_Exercise brief_. Locate every line below that contains the word "page" and copy it.

_Data for the task_.
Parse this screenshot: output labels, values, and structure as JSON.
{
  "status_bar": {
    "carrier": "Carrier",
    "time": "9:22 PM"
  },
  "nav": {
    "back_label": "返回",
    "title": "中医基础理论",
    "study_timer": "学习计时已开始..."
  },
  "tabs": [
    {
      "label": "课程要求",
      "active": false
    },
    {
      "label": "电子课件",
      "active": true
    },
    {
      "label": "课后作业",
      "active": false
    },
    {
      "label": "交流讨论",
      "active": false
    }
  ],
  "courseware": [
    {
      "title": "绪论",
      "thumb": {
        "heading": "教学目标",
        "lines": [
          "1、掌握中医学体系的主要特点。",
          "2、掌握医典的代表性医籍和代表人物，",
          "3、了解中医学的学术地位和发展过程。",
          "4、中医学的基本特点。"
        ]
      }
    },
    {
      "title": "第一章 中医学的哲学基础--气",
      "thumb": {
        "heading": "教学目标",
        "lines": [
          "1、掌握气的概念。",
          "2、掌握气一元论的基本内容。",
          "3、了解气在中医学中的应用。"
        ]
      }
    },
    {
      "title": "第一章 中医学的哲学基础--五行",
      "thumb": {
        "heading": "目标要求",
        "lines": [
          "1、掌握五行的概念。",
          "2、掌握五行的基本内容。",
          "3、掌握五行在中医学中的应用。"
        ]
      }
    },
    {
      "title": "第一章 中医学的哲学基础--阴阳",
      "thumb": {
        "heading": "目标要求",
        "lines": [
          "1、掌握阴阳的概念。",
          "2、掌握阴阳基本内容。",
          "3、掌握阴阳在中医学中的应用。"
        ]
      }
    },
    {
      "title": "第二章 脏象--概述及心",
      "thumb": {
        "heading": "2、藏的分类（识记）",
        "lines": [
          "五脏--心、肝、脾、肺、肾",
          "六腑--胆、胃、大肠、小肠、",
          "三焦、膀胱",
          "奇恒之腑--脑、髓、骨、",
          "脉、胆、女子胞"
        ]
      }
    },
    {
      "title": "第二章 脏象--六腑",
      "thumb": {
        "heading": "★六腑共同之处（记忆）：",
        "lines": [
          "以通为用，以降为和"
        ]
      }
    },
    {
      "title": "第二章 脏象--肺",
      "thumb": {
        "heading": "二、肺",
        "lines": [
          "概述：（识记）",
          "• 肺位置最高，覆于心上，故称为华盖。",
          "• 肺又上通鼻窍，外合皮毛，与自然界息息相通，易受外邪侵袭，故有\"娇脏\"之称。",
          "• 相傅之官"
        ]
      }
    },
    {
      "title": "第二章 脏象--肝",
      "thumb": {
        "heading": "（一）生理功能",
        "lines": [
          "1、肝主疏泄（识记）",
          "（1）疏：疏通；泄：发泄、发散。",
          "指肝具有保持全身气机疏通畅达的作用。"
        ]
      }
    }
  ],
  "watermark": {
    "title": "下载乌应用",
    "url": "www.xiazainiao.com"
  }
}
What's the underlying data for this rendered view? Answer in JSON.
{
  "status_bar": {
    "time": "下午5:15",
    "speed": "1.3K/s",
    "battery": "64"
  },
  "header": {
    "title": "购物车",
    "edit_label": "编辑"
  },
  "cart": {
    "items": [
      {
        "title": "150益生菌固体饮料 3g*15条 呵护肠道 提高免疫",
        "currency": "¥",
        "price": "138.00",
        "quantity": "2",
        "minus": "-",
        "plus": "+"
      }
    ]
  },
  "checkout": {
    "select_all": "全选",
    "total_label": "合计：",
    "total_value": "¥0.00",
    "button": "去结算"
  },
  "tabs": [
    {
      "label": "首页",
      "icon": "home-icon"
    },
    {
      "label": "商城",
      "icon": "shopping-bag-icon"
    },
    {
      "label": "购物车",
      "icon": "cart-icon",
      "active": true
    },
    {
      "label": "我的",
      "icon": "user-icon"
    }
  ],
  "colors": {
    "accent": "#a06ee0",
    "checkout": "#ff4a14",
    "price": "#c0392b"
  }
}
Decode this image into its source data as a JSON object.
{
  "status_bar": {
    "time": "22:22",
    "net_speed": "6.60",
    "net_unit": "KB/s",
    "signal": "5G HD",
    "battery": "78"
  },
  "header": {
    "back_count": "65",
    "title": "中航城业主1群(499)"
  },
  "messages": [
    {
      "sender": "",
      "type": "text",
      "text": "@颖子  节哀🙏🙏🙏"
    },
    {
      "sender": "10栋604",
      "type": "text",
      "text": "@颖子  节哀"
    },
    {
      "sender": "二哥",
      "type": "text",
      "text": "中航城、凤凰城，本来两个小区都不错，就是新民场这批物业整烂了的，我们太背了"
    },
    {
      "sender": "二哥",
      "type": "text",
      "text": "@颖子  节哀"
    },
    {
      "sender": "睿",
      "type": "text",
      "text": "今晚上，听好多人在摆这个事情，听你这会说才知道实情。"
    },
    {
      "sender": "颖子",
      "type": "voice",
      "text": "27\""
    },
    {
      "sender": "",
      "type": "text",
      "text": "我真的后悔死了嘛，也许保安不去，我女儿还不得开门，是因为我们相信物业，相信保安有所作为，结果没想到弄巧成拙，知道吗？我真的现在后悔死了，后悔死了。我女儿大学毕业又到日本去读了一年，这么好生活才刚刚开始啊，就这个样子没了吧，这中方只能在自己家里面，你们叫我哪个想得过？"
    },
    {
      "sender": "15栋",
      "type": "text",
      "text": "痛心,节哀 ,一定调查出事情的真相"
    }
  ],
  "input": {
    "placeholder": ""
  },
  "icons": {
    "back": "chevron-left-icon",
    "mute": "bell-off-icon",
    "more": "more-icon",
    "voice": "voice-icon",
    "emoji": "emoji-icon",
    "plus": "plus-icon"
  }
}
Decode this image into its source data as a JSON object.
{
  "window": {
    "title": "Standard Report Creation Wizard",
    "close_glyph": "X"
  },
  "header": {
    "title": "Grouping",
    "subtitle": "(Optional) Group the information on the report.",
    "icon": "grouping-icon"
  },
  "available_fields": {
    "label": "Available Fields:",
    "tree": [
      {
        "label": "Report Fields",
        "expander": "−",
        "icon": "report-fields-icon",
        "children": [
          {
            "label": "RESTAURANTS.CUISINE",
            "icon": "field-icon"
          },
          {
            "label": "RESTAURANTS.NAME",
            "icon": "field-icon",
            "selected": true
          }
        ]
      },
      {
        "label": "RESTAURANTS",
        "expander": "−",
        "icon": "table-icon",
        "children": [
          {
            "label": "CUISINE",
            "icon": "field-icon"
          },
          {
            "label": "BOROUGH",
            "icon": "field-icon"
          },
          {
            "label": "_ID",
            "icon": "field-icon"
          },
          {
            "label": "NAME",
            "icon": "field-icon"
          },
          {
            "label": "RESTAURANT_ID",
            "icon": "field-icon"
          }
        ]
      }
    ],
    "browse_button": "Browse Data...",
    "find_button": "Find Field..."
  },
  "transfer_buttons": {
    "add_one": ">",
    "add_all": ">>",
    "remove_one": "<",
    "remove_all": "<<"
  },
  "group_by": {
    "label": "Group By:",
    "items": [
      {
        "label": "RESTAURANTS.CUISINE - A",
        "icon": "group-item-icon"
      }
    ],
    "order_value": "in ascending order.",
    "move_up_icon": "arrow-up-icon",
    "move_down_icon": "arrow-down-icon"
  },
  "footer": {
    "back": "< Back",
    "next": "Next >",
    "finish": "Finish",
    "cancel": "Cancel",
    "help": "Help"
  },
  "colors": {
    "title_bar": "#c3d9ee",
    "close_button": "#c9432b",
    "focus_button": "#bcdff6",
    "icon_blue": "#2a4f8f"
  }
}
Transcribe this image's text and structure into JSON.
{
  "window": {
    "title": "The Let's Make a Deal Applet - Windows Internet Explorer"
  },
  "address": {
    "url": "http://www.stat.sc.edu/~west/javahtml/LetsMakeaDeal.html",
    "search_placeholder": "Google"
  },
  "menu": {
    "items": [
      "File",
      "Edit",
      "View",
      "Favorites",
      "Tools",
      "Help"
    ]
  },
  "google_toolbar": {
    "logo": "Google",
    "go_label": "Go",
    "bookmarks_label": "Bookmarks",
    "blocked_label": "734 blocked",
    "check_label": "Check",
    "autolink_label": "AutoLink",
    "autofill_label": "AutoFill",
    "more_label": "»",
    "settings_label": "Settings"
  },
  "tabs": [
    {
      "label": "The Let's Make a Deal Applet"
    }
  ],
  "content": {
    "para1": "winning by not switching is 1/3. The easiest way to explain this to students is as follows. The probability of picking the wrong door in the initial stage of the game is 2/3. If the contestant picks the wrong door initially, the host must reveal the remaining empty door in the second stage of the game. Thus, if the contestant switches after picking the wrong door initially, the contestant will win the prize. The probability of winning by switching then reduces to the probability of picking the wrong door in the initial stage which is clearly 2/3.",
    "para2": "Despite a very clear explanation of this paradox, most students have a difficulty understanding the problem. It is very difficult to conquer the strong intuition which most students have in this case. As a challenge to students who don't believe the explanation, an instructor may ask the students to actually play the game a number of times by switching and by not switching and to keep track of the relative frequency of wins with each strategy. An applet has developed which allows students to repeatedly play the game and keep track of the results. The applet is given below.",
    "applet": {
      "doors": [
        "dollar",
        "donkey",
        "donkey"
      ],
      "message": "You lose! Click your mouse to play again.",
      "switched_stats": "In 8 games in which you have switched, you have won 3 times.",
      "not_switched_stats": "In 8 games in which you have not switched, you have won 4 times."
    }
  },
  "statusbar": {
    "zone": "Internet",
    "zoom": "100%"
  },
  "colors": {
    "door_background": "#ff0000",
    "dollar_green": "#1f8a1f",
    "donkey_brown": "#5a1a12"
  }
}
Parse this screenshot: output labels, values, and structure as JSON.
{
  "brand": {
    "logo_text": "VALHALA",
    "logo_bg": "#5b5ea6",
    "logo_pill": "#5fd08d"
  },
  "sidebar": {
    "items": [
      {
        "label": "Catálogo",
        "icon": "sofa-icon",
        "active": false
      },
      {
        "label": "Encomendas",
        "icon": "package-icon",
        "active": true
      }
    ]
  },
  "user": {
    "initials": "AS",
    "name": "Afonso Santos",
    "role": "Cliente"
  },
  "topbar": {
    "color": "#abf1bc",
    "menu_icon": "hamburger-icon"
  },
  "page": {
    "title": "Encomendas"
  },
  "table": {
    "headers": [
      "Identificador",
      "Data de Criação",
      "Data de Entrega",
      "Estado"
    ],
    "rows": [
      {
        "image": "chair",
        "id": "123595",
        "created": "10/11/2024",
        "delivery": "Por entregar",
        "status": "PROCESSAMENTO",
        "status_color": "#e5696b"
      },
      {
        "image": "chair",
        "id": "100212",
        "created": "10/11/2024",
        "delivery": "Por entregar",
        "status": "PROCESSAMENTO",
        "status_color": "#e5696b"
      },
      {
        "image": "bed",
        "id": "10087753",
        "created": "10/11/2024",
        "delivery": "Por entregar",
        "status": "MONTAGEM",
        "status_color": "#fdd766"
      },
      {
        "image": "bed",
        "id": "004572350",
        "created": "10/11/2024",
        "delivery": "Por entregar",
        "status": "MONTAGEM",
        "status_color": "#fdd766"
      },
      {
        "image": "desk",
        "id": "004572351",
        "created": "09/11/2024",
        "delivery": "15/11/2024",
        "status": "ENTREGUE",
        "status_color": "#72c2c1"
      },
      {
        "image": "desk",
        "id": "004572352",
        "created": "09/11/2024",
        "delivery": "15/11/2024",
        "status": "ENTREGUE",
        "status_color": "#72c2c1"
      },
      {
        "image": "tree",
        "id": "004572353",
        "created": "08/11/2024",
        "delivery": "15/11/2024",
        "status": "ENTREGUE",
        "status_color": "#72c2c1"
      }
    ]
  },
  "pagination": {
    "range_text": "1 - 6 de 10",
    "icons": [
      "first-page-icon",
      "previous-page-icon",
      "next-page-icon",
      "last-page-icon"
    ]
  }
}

_Task result_.
  "page": {
      "first-page-icon",
      "previous-page-icon",
      "next-page-icon",
      "last-page-icon"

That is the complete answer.